Task description
Count the lines below in which "JSON" appears, then give that number by itself.
---------- Data ----------
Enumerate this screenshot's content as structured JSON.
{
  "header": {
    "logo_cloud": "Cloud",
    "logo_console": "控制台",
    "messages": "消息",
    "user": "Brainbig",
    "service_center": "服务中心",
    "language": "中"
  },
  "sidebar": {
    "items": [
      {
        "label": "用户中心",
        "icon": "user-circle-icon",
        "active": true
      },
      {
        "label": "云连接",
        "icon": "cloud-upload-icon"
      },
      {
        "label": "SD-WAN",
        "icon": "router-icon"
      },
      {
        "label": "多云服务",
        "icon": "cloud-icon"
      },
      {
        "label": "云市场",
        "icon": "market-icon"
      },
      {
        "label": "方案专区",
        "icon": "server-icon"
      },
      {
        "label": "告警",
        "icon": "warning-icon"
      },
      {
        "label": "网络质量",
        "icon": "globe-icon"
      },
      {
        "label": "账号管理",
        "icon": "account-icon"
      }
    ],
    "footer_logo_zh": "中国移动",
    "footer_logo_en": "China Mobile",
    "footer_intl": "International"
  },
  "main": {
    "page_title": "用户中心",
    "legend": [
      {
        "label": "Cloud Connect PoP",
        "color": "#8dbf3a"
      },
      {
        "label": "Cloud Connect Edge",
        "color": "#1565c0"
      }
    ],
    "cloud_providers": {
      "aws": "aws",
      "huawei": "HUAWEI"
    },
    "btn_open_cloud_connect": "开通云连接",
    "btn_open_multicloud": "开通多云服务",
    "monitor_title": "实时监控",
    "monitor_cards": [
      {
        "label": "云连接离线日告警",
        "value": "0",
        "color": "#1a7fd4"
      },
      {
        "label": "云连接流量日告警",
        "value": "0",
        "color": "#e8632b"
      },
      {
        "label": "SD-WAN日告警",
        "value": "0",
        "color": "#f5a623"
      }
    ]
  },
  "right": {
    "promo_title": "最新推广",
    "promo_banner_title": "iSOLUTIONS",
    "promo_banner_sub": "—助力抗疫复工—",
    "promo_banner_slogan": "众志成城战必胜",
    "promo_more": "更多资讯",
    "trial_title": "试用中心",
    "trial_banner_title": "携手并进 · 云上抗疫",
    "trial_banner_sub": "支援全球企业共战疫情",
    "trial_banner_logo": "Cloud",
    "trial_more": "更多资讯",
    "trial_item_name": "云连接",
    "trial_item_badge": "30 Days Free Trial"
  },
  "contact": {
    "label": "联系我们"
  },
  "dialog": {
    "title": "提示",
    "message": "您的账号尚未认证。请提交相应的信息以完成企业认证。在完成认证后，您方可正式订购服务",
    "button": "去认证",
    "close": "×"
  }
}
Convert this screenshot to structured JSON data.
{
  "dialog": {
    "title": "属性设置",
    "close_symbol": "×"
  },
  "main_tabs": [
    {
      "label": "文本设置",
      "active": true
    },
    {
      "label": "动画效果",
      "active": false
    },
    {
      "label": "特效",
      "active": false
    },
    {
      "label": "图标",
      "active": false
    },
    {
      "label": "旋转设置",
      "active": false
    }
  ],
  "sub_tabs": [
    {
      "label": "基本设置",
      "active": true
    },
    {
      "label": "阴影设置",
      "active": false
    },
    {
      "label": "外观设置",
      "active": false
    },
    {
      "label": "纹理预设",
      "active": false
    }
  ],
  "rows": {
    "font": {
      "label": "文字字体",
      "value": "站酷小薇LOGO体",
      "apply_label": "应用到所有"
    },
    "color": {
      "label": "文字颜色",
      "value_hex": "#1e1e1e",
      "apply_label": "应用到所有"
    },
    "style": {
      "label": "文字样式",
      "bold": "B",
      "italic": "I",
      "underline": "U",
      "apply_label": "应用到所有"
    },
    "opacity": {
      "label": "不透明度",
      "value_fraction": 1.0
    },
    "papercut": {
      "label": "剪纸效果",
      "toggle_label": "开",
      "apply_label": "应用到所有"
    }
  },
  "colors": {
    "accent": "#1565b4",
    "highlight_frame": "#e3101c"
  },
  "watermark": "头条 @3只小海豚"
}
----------
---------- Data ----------
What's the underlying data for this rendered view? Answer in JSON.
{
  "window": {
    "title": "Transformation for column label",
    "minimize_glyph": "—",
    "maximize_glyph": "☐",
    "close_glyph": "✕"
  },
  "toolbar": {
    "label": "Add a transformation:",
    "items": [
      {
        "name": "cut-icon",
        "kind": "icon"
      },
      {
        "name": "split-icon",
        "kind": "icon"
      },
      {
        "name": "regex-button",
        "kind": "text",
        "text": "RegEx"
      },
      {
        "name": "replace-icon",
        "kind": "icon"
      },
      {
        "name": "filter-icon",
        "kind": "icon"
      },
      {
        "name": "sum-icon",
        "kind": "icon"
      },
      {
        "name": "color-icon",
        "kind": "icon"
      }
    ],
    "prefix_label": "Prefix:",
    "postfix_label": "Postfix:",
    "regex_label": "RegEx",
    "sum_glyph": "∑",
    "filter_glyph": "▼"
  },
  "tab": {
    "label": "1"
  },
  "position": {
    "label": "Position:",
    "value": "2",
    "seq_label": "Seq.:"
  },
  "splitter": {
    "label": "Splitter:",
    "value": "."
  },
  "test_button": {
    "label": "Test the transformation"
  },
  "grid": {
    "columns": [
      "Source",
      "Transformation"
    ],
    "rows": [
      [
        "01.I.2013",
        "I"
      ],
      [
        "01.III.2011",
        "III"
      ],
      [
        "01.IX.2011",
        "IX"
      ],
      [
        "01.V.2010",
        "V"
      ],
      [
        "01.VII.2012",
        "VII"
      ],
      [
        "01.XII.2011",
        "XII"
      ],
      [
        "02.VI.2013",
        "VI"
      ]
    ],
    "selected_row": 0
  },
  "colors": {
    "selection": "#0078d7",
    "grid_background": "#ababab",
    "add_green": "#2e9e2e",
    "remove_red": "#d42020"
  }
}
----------
Reply
3